ASSIGNED TASK :: Each entry needs to be repeated exactly, with nothing added or removed.

(Element data from apps and pages)
────────────────────────────────────────

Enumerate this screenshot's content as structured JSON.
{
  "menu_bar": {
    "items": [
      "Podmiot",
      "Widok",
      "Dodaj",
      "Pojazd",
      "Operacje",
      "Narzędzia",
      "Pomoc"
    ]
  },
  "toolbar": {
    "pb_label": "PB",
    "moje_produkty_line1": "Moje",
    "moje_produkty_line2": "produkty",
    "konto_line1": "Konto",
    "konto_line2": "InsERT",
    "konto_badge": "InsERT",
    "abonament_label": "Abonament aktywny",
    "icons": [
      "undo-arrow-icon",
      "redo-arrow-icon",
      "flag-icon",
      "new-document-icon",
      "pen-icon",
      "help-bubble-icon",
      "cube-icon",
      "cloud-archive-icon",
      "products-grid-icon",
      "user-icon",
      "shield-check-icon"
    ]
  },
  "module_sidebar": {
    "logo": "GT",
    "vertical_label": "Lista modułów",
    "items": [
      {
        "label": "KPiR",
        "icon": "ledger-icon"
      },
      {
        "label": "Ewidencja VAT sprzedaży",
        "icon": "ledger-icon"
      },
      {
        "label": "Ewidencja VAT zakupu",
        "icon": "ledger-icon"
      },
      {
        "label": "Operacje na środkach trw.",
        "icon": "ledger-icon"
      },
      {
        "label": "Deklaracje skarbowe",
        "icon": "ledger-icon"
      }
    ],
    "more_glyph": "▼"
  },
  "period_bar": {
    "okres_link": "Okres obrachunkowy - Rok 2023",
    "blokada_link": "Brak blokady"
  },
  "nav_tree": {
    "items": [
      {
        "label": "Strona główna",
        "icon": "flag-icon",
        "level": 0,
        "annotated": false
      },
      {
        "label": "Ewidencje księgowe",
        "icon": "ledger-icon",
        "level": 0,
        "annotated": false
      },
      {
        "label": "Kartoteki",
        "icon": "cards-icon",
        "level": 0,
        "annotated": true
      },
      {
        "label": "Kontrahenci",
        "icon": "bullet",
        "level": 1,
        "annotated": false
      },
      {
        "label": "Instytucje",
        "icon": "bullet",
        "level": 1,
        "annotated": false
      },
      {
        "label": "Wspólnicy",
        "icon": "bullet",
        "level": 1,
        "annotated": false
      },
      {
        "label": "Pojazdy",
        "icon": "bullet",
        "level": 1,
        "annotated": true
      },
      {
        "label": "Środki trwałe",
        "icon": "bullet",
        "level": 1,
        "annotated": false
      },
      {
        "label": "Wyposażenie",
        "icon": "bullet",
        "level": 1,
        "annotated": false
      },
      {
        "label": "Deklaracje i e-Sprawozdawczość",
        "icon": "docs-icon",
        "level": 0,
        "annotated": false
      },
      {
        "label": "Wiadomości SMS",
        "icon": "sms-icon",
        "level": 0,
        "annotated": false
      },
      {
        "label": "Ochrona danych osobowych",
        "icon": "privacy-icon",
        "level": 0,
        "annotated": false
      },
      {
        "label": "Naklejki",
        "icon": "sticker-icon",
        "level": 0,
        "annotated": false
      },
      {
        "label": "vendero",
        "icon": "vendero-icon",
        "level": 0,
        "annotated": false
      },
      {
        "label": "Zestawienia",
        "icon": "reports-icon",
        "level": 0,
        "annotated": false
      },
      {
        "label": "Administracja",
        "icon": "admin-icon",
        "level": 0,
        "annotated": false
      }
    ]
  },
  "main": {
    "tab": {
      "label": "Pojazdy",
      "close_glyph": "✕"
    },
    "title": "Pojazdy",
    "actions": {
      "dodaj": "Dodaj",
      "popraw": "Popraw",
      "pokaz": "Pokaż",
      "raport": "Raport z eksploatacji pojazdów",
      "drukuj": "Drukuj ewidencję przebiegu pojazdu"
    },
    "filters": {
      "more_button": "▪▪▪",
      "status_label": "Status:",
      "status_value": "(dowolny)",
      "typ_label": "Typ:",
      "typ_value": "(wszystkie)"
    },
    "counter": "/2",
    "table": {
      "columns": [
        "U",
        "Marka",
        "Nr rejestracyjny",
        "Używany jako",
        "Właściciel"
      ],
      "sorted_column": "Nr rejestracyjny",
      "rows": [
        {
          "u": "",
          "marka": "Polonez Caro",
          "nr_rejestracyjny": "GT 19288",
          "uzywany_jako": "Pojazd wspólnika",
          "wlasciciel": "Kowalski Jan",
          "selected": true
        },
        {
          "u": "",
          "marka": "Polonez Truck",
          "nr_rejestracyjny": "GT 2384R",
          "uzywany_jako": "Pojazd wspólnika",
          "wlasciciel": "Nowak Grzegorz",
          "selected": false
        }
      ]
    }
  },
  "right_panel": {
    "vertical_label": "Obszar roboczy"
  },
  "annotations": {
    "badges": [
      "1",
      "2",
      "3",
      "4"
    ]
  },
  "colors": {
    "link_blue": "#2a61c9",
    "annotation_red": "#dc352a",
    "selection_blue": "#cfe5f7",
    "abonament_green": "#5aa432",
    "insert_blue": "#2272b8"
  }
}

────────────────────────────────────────

ANSWER BOX ::
Enumerate this screenshot's content as structured JSON.
{
  "menu_bar": {
    "items": [
      "Podmiot",
      "Widok",
      "Dodaj",
      "Pojazd",
      "Operacje",
      "Narzędzia",
      "Pomoc"
    ]
  },
  "toolbar": {
    "pb_label": "PB",
    "moje_produkty_line1": "Moje",
    "moje_produkty_line2": "produkty",
    "konto_line1": "Konto",
    "konto_line2": "InsERT",
    "konto_badge": "InsERT",
    "abonament_label": "Abonament aktywny",
    "icons": [
      "undo-arrow-icon",
      "redo-arrow-icon",
      "flag-icon",
      "new-document-icon",
      "pen-icon",
      "help-bubble-icon",
      "cube-icon",
      "cloud-archive-icon",
      "products-grid-icon",
      "user-icon",
      "shield-check-icon"
    ]
  },
  "module_sidebar": {
    "logo": "GT",
    "vertical_label": "Lista modułów",
    "items": [
      {
        "label": "KPiR",
        "icon": "ledger-icon"
      },
      {
        "label": "Ewidencja VAT sprzedaży",
        "icon": "ledger-icon"
      },
      {
        "label": "Ewidencja VAT zakupu",
        "icon": "ledger-icon"
      },
      {
        "label": "Operacje na środkach trw.",
        "icon": "ledger-icon"
      },
      {
        "label": "Deklaracje skarbowe",
        "icon": "ledger-icon"
      }
    ],
    "more_glyph": "▼"
  },
  "period_bar": {
    "okres_link": "Okres obrachunkowy - Rok 2023",
    "blokada_link": "Brak blokady"
  },
  "nav_tree": {
    "items": [
      {
        "label": "Strona główna",
        "icon": "flag-icon",
        "level": 0,
        "annotated": false
      },
      {
        "label": "Ewidencje księgowe",
        "icon": "ledger-icon",
        "level": 0,
        "annotated": false
      },
      {
        "label": "Kartoteki",
        "icon": "cards-icon",
        "level": 0,
        "annotated": true
      },
      {
        "label": "Kontrahenci",
        "icon": "bullet",
        "level": 1,
        "annotated": false
      },
      {
        "label": "Instytucje",
        "icon": "bullet",
        "level": 1,
        "annotated": false
      },
      {
        "label": "Wspólnicy",
        "icon": "bullet",
        "level": 1,
        "annotated": false
      },
      {
        "label": "Pojazdy",
        "icon": "bullet",
        "level": 1,
        "annotated": true
      },
      {
        "label": "Środki trwałe",
        "icon": "bullet",
        "level": 1,
        "annotated": false
      },
      {
        "label": "Wyposażenie",
        "icon": "bullet",
        "level": 1,
        "annotated": false
      },
      {
        "label": "Deklaracje i e-Sprawozdawczość",
        "icon": "docs-icon",
        "level": 0,
        "annotated": false
      },
      {
        "label": "Wiadomości SMS",
        "icon": "sms-icon",
        "level": 0,
        "annotated": false
      },
      {
        "label": "Ochrona danych osobowych",
        "icon": "privacy-icon",
        "level": 0,
        "annotated": false
      },
      {
        "label": "Naklejki",
        "icon": "sticker-icon",
        "level": 0,
        "annotated": false
      },
      {
        "label": "vendero",
        "icon": "vendero-icon",
        "level": 0,
        "annotated": false
      },
      {
        "label": "Zestawienia",
        "icon": "reports-icon",
        "level": 0,
        "annotated": false
      },
      {
        "label": "Administracja",
        "icon": "admin-icon",
        "level": 0,
        "annotated": false
      }
    ]
  },
  "main": {
    "tab": {
      "label": "Pojazdy",
      "close_glyph": "✕"
    },
    "title": "Pojazdy",
    "actions": {
      "dodaj": "Dodaj",
      "popraw": "Popraw",
      "pokaz": "Pokaż",
      "raport": "Raport z eksploatacji pojazdów",
      "drukuj": "Drukuj ewidencję przebiegu pojazdu"
    },
    "filters": {
      "more_button": "▪▪▪",
      "status_label": "Status:",
      "status_value": "(dowolny)",
      "typ_label": "Typ:",
      "typ_value": "(wszystkie)"
    },
    "counter": "/2",
    "table": {
      "columns": [
        "U",
        "Marka",
        "Nr rejestracyjny",
        "Używany jako",
        "Właściciel"
      ],
      "sorted_column": "Nr rejestracyjny",
      "rows": [
        {
          "u": "",
          "marka": "Polonez Caro",
          "nr_rejestracyjny": "GT 19288",
          "uzywany_jako": "Pojazd wspólnika",
          "wlasciciel": "Kowalski Jan",
          "selected": true
        },
        {
          "u": "",
          "marka": "Polonez Truck",
          "nr_rejestracyjny": "GT 2384R",
          "uzywany_jako": "Pojazd wspólnika",
          "wlasciciel": "Nowak Grzegorz",
          "selected": false
        }
      ]
    }
  },
  "right_panel": {
    "vertical_label": "Obszar roboczy"
  },
  "annotations": {
    "badges": [
      "1",
      "2",
      "3",
      "4"
    ]
  },
  "colors": {
    "link_blue": "#2a61c9",
    "annotation_red": "#dc352a",
    "selection_blue": "#cfe5f7",
    "abonament_green": "#5aa432",
    "insert_blue": "#2272b8"
  }
}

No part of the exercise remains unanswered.